The numbers are looking pretty good at MasterCard International.
Worldwide dollar volume on MasterCard cards jumped by 20% last year, to $467.6 million. Card numbers grew by 13%, to 272.3 million. U.S. dollar volume was up 17%, to $202.4 billion.
Not obvious from the healthy, double-digit growth numbers is that MasterCard is losing ground to its California-based archrival, Visa International.
Based on full-year statistics from the two associations - MasterCard's for calendar years and Visa's for fiscal years - Visa's worldwide 1995 growth rate exceeded MasterCard's by eight percentage points.
In other words, Visa is gaining market share.
With Visa's global dollar volume running more than 60% ahead of MasterCard's, an eight-point growth differential can look especially daunting - or discouraging, as the case may be. Even in the previous two years, when MasterCard grew faster than Visa, the gap remained so wide as to overshadow MasterCard's gains.
The global card pie is getting bigger, but so is Visa's piece of it. If MasterCard can claim any clear advantage, it is in the Maestro on-line debit program, which has established itself in foreign markets ahead of Visa's Interlink.
The basic story is much the same domestically.
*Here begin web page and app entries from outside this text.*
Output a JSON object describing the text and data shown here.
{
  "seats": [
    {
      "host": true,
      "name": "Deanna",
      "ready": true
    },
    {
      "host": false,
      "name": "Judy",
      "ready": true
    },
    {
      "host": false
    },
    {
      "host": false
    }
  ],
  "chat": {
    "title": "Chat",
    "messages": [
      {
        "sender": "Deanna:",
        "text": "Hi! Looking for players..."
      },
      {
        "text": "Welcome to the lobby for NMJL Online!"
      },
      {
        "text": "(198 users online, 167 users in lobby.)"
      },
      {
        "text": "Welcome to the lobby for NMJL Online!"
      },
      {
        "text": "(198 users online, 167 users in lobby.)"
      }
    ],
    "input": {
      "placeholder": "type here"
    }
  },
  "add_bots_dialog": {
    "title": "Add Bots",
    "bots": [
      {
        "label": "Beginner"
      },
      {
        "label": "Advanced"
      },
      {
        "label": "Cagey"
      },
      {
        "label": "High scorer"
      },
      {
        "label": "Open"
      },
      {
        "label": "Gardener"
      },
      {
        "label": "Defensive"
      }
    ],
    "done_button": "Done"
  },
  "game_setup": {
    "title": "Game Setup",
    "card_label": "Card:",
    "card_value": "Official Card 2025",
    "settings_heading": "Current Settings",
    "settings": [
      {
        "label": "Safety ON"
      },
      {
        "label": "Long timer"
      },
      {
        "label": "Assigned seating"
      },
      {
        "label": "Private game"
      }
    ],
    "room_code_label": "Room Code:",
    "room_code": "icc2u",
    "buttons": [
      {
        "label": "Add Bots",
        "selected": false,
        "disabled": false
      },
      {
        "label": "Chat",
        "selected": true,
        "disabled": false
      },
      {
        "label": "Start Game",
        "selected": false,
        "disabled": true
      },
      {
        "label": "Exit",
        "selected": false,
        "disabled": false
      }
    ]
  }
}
In an analysis of total U.S. card volumes in the 1995 third quarter, The Nilson Report said Visa was the only general-purpose brand to exceed the industry's 22.2% year- over-year growth rate. Visa added 2.48 points to its market share, hitting 50%.
Visa U.S.A.'s 28.5% growth rate exceeded MasterCard's by 11.5 points, Discover's by 11.7, American Express' by 12.6, and Diners Club's by 20.9.
Visa, which has had the top market share since the 1970s and gained against MasterCard in most subsequent years, improved in the third quarter mainly on the strength of point of sale activity, "which is the real measure of solid growth and brand strength," said The Nilson Report, a newsletter published in Oxnard, Calif.
The key to MasterCard's future is in its brand strength, according to officials there.
"We don't focus on size," said Alan Heuer, president of MasterCard's U.S. region. "Our real purpose is to add value to the members by building superior brands and platforms."
While MasterCard has "a stronger commercial orientation than it may have had in the past" and has set "challenging goals for 1996 and 1997," Mr. Heuer said, numerical growth will be "an offshoot of our dedication to serving members."
Joseph Tripodi, executive vice president of global marketing, said MasterCard stands to gain brand power as an "acceptance mark" with a broader definition than it currently has in credit and debit payments.
"Value exchange will have more and more to do with information, not just money, especially as we move to the chip in the card," Mr. Tripodi said. "For example, the chip could be used for secure access to people's computers, homes, and workplaces. The card becomes more integrated in people's lifestyles and not just for financial value exchange.
"I see MasterCard as a great brand name that can play an expanded role in people's lives."
Mr. Tripodi said MasterCard's advertising strategy in the second half of the year is aimed at establishing "a strong, simple, global brand personality."